Background: Associations of higher indoor carbon dioxide (CO2) concentrations with impaired

Background: Associations of higher indoor carbon dioxide (CO2) concentrations with impaired work performance, increased health symptoms, and poorer perceived quality of air have been related to relationship of indoor CO2 with concentrations of various other indoor air contaminants that may also be influenced by prices of outdoor-air venting. were examined with evaluation of variance versions. Results: In accordance with 600 ppm, at 1,000 ppm CO2, moderate and statistically significant decrements happened in six of nine scales of decision-making functionality. At 2,500 ppm, huge and statistically significant reductions happened in seven scales of decision-making functionality (raw rating ratios, 0.06C0.56), but functionality in the focused activity range increased. Conclusions: Immediate undesireable effects of CO2 on individual performance could be financially important and could limit energy-saving reductions in outdoor surroundings venting per person 49745-95-1 supplier in buildings. Confirmation of these findings is needed.
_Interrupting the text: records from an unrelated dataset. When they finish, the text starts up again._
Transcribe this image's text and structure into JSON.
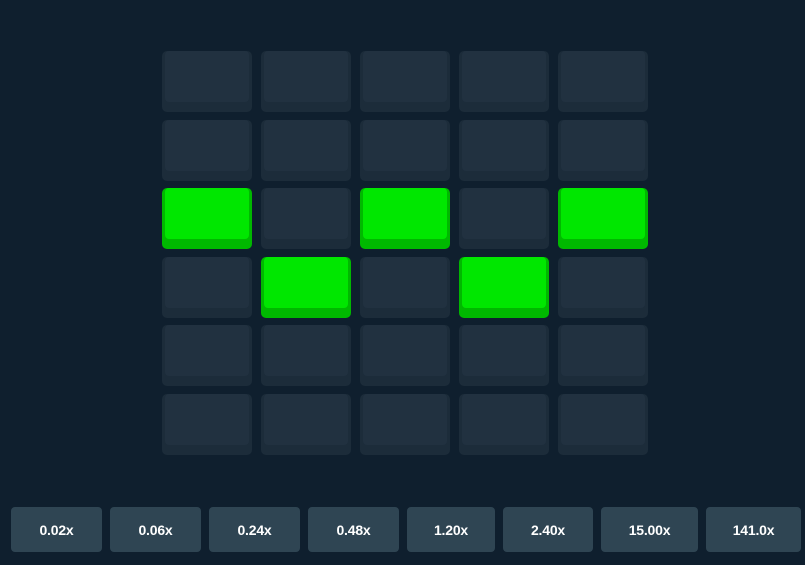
{
  "board": {
    "rows": 6,
    "cols": 5,
    "colors": {
      "tile_base": "#1c2c3a",
      "tile_face": "#213140",
      "active_base": "#00b800",
      "active_face": "#00e700"
    },
    "active_tiles": [
      [
        2,
        0
      ],
      [
        2,
        2
      ],
      [
        2,
        4
      ],
      [
        3,
        1
      ],
      [
        3,
        3
      ]
    ]
  },
  "multipliers": [
    {
      "label": "0.02x"
    },
    {
      "label": "0.06x"
    },
    {
      "label": "0.24x"
    },
    {
      "label": "0.48x"
    },
    {
      "label": "1.20x"
    },
    {
      "label": "2.40x"
    },
    {
      "label": "15.00x"
    },
    {
      "label": "141.0x"
    }
  ],
  "colors": {
    "background": "#0f1f2e",
    "multiplier_bg": "#2f4553",
    "multiplier_text": "#ffffff"
  }
}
Experimental sessions were conducted in a chamber facility at LBNL. The chamber has a 4.6 m 4.6 m floor plan, 2.4 m high ceiling, standard gypsum table walls, and vinyl flooring, and is equipped with four small desks, each with an Internet-connected computer. The chamber is located inside a heated and cooled building, with all external surfaces of the chamber surrounded by room-temperature air flow. The chamber has one windows (~ 1 m 1 m) that views the interior of the surrounding indoor space; hence, changes in daylight or the view to outdoors were not elements in the extensive analysis. The chamber includes a airtight envelope, including a hinged door using a refrigerator-style seal. The chamber was pressurized in accordance with the encompassing space positively. A small heating system, ventilating, and air-conditioning program served the chamber with conditioned air filtered with a competent particle filter thermally. The outdoor air supply rate was preserved constant at 3 approximately.5 times the 7.1 L/sec per person minimum requirement in California (California Energy Fee 2008); the stream rate was supervised continuously using a venturi stream meter (model VWF 555 – 4; Gerand Engineering Co, Minneapolis, MN). CO2 was documented instantly at 1-min intervals. Through the baseline periods, with individuals and outdoor surroundings as the just indoor way to obtain CO2, assessed CO2 concentrations had been 600 ppm approximately. In periods with CO2 added, CO2 from a cylinder of ultra-pure CO2 (at least 99.9999% 100 % pure) was put into the chamber supply air, upstream from the supply-air fan to make sure mixing from the CO2 in the new air, on the rate had a need to raise the CO2 concentration to either 1,000 or 2,500 ppm. A mass stream controller controlled and monitored injection prices instantly. All other circumstances (e.g., venting rate, heat) remained unchanged. The outdoor air flow exchange rate of the chamber was about 7/hr; and in classes with CO2 injected into the chamber, injection started before the participants came into the chamber. In classes with no CO2 injection, CO2 concentrations were close to equilibrium levels 25 min after the start of occupancy, and in classes with CO2 injection (because CO2 injection started before participants came into the chamber), 10C15 min after the start of occupancy. Before participants came into the chamber, the desired chamber heat and ventilation rate were founded at target ideals of 23oC (73oF) and 100 L/sec (210 feet3/min). Indoor chamber heat during the experimental classes was managed at approximately 23oC (73.4oF) by proportionally controlled electric resistance heating in the supply airstream. Relative moisture (RH) was approximately 50% 15%. We monitored temperature Sema6d and RH in real time continuously. Heat range was averaged for every session for evaluations. Calibrations of most equipment were checked in the beginning of the scholarly research. Calibration from the CO2 displays was checked in least every full week during tests using principal regular calibration gases. Given the equipment utilized and calibration techniques, we anticipated measurement accuracies of 5% at 49745-95-1 supplier the lowest CO2 concentrations and as high as 3% at the highest concentrations. Real-time logged environmental data (CO2, temp, RH, outdoor air flow supply rate) were downloaded from 49745-95-1 supplier environmental screens to Excel and imported into SAS statistical analysis software (version 9.1; SAS 49745-95-1 supplier Institute Inc., Cary, NC). The design of the CO2 injection system included features to prevent unsafe CO2 concentrations from developing in the event of a failure in the CO2 shot system or individual error. The CO2 cylinder was in order that any leaking is always to outdoors outdoors. A pressure comfort valve located downstream from the pressure regulator was also located outside and set to avoid pressures.